**Task goal:**
Repeat the data below word for word.

------ Given data ------

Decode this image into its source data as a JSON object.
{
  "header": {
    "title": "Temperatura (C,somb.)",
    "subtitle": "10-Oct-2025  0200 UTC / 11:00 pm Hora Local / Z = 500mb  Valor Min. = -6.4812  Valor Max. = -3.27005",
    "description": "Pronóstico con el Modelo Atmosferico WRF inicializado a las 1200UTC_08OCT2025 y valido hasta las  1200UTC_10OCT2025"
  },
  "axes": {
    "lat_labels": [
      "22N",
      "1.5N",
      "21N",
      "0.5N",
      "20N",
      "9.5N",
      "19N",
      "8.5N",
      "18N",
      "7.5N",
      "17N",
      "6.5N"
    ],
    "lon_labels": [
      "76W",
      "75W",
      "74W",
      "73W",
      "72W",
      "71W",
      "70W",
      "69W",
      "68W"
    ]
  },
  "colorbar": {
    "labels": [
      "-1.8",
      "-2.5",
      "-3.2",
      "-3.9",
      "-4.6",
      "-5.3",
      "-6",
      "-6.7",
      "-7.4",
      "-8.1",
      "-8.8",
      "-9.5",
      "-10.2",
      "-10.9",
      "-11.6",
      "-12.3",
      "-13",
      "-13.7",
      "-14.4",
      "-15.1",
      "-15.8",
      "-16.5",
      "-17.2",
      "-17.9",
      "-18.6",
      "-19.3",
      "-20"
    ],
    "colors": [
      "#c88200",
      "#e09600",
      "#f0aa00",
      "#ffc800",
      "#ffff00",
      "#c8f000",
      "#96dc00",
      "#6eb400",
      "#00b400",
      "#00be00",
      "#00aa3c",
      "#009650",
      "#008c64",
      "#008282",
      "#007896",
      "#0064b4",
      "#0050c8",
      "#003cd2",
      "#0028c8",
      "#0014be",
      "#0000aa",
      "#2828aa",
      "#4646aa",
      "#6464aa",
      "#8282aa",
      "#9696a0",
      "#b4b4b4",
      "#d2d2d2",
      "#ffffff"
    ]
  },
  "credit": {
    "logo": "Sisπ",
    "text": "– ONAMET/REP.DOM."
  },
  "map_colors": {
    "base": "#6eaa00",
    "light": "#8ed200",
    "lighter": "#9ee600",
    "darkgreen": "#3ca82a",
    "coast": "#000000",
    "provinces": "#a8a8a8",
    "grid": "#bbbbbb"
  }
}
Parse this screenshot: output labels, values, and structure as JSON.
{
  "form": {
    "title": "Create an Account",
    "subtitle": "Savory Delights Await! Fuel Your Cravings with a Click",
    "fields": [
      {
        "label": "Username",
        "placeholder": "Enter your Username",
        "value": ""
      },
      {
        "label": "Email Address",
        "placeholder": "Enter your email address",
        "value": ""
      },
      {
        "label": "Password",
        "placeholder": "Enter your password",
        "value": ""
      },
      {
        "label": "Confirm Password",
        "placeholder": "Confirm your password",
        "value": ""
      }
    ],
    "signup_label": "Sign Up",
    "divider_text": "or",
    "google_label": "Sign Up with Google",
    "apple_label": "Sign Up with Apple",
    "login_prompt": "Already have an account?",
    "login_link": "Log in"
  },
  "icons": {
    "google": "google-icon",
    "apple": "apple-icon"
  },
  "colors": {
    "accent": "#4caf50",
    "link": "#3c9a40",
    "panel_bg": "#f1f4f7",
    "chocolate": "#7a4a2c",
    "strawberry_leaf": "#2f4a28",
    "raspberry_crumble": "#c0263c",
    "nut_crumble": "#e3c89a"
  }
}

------

**Response to this task:**
Decode this image into its source data as a JSON object.
{
  "header": {
    "title": "Temperatura (C,somb.)",
    "subtitle": "10-Oct-2025  0200 UTC / 11:00 pm Hora Local / Z = 500mb  Valor Min. = -6.4812  Valor Max. = -3.27005",
    "description": "Pronóstico con el Modelo Atmosferico WRF inicializado a las 1200UTC_08OCT2025 y valido hasta las  1200UTC_10OCT2025"
  },
  "axes": {
    "lat_labels": [
      "22N",
      "1.5N",
      "21N",
      "0.5N",
      "20N",
      "9.5N",
      "19N",
      "8.5N",
      "18N",
      "7.5N",
      "17N",
      "6.5N"
    ],
    "lon_labels": [
      "76W",
      "75W",
      "74W",
      "73W",
      "72W",
      "71W",
      "70W",
      "69W",
      "68W"
    ]
  },
  "colorbar": {
    "labels": [
      "-1.8",
      "-2.5",
      "-3.2",
      "-3.9",
      "-4.6",
      "-5.3",
      "-6",
      "-6.7",
      "-7.4",
      "-8.1",
      "-8.8",
      "-9.5",
      "-10.2",
      "-10.9",
      "-11.6",
      "-12.3",
      "-13",
      "-13.7",
      "-14.4",
      "-15.1",
      "-15.8",
      "-16.5",
      "-17.2",
      "-17.9",
      "-18.6",
      "-19.3",
      "-20"
    ],
    "colors": [
      "#c88200",
      "#e09600",
      "#f0aa00",
      "#ffc800",
      "#ffff00",
      "#c8f000",
      "#96dc00",
      "#6eb400",
      "#00b400",
      "#00be00",
      "#00aa3c",
      "#009650",
      "#008c64",
      "#008282",
      "#007896",
      "#0064b4",
      "#0050c8",
      "#003cd2",
      "#0028c8",
      "#0014be",
      "#0000aa",
      "#2828aa",
      "#4646aa",
      "#6464aa",
      "#8282aa",
      "#9696a0",
      "#b4b4b4",
      "#d2d2d2",
      "#ffffff"
    ]
  },
  "credit": {
    "logo": "Sisπ",
    "text": "– ONAMET/REP.DOM."
  },
  "map_colors": {
    "base": "#6eaa00",
    "light": "#8ed200",
    "lighter": "#9ee600",
    "darkgreen": "#3ca82a",
    "coast": "#000000",
    "provinces": "#a8a8a8",
    "grid": "#bbbbbb"
  }
}
Parse this screenshot: output labels, values, and structure as JSON.
{
  "form": {
    "title": "Create an Account",
    "subtitle": "Savory Delights Await! Fuel Your Cravings with a Click",
    "fields": [
      {
        "label": "Username",
        "placeholder": "Enter your Username",
        "value": ""
      },
      {
        "label": "Email Address",
        "placeholder": "Enter your email address",
        "value": ""
      },
      {
        "label": "Password",
        "placeholder": "Enter your password",
        "value": ""
      },
      {
        "label": "Confirm Password",
        "placeholder": "Confirm your password",
        "value": ""
      }
    ],
    "signup_label": "Sign Up",
    "divider_text": "or",
    "google_label": "Sign Up with Google",
    "apple_label": "Sign Up with Apple",
    "login_prompt": "Already have an account?",
    "login_link": "Log in"
  },
  "icons": {
    "google": "google-icon",
    "apple": "apple-icon"
  },
  "colors": {
    "accent": "#4caf50",
    "link": "#3c9a40",
    "panel_bg": "#f1f4f7",
    "chocolate": "#7a4a2c",
    "strawberry_leaf": "#2f4a28",
    "raspberry_crumble": "#c0263c",
    "nut_crumble": "#e3c89a"
  }
}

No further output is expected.